Symbiotic interactions between organisms enable the exploitation of new ecological niches and can promote diversification. Prominent examples of symbiotic interactions include organelles (i.e. mitochondria and plastids) in eukaryotes and intracellular bacteria that persist in an obligate co-evolutionary relationship with specific insect host lineages. Our research combines molecular techniques, experimental approaches, and bioinformatic tools to investigate how co-evolutionary interactions between host and intracellular symbiont drives genomic and functional evolution of symbioses.
The Chong Lab is in the School of Life Sciences (formerly Departments of Biology, Botany, and Microbiology) at the University of Hawai’i at Mānoa in Honolulu, Hawai’i. Learn more about our research or contact us.

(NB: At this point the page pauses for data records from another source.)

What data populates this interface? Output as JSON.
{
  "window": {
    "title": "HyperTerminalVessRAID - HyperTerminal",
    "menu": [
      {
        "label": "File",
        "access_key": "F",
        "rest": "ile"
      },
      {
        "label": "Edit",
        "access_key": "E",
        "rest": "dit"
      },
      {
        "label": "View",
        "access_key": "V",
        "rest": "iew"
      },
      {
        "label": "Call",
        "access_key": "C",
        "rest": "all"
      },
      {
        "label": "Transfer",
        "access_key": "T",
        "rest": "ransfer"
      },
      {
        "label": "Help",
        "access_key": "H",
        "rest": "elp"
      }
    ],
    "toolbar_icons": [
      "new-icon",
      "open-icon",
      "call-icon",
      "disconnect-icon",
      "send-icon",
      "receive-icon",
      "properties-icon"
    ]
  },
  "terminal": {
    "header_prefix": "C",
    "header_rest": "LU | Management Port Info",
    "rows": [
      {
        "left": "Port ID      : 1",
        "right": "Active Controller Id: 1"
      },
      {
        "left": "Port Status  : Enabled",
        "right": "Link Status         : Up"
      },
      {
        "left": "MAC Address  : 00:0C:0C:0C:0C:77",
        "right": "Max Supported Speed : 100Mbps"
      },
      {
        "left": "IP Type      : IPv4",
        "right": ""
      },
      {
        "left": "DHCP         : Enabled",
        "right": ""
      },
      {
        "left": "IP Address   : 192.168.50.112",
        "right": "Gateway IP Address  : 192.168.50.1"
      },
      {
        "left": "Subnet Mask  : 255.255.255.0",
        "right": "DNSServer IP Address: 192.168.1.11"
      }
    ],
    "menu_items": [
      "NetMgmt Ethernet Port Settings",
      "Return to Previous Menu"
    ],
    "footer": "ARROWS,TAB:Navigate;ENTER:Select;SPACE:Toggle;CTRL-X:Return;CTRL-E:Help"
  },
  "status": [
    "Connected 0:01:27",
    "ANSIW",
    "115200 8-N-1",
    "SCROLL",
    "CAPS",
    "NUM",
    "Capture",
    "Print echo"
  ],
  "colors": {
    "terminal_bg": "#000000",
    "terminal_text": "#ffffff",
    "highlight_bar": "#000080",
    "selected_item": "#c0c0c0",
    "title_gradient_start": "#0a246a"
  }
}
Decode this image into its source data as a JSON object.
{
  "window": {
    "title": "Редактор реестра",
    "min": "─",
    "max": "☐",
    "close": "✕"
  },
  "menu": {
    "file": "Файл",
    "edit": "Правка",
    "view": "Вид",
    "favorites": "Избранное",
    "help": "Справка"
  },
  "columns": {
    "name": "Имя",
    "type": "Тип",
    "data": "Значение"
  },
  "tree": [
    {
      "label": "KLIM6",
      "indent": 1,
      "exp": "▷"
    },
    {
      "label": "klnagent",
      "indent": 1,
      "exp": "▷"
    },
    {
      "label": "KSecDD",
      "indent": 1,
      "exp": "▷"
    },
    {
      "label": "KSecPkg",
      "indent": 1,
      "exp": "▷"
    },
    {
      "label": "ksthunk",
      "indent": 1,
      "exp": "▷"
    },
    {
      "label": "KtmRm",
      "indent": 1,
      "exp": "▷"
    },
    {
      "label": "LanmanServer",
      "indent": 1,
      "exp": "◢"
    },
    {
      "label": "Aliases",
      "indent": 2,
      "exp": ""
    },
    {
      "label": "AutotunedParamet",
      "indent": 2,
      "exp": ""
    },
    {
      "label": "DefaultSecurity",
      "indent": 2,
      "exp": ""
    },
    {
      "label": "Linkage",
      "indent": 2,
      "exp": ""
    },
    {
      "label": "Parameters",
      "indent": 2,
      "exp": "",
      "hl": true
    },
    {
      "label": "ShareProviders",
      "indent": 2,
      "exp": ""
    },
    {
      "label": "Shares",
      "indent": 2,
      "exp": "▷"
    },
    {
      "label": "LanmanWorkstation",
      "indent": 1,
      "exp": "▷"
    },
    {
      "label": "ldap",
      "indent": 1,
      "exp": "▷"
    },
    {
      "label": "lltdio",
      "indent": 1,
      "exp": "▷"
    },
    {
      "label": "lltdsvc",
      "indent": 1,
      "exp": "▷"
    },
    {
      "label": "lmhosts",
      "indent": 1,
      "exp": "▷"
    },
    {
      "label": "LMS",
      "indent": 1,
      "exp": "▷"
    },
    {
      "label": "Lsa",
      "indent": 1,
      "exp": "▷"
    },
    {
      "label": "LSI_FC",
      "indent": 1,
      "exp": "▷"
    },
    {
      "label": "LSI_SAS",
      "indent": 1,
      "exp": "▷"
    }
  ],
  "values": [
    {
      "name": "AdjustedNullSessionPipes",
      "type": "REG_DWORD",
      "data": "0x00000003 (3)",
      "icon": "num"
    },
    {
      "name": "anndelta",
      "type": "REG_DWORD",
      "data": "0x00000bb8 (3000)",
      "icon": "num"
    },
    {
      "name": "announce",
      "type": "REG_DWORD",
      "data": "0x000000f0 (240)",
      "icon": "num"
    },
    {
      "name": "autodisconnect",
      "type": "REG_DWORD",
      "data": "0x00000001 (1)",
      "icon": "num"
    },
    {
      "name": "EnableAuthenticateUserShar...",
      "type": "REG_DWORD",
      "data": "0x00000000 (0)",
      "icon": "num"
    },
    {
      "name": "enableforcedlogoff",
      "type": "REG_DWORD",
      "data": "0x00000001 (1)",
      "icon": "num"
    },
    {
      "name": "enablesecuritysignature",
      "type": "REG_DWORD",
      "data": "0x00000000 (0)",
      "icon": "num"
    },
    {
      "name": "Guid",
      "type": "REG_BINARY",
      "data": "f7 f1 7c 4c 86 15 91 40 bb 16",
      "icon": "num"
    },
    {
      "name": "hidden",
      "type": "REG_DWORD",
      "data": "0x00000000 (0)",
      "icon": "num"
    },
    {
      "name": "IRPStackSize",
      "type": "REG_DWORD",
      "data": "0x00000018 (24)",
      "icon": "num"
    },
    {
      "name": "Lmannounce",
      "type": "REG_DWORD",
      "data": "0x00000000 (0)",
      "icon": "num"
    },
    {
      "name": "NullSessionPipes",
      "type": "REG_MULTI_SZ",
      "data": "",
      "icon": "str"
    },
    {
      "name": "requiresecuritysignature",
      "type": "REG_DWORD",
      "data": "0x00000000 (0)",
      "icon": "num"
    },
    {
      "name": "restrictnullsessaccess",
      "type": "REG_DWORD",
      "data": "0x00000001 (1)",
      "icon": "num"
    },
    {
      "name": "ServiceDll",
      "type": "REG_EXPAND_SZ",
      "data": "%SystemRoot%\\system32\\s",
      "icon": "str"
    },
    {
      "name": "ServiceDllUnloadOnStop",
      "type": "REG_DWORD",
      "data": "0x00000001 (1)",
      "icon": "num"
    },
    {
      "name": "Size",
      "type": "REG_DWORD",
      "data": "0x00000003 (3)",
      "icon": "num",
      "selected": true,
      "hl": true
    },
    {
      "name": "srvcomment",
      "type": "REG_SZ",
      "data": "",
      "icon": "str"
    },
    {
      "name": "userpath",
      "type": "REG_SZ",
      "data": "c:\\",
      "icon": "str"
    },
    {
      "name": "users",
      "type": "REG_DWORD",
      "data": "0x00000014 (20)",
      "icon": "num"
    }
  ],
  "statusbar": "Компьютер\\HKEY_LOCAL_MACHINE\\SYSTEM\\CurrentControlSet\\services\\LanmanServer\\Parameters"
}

Read more about “The weird creatures inhabiting the lava tubes of Hawaii” in the latest issue of Geographical Magazine.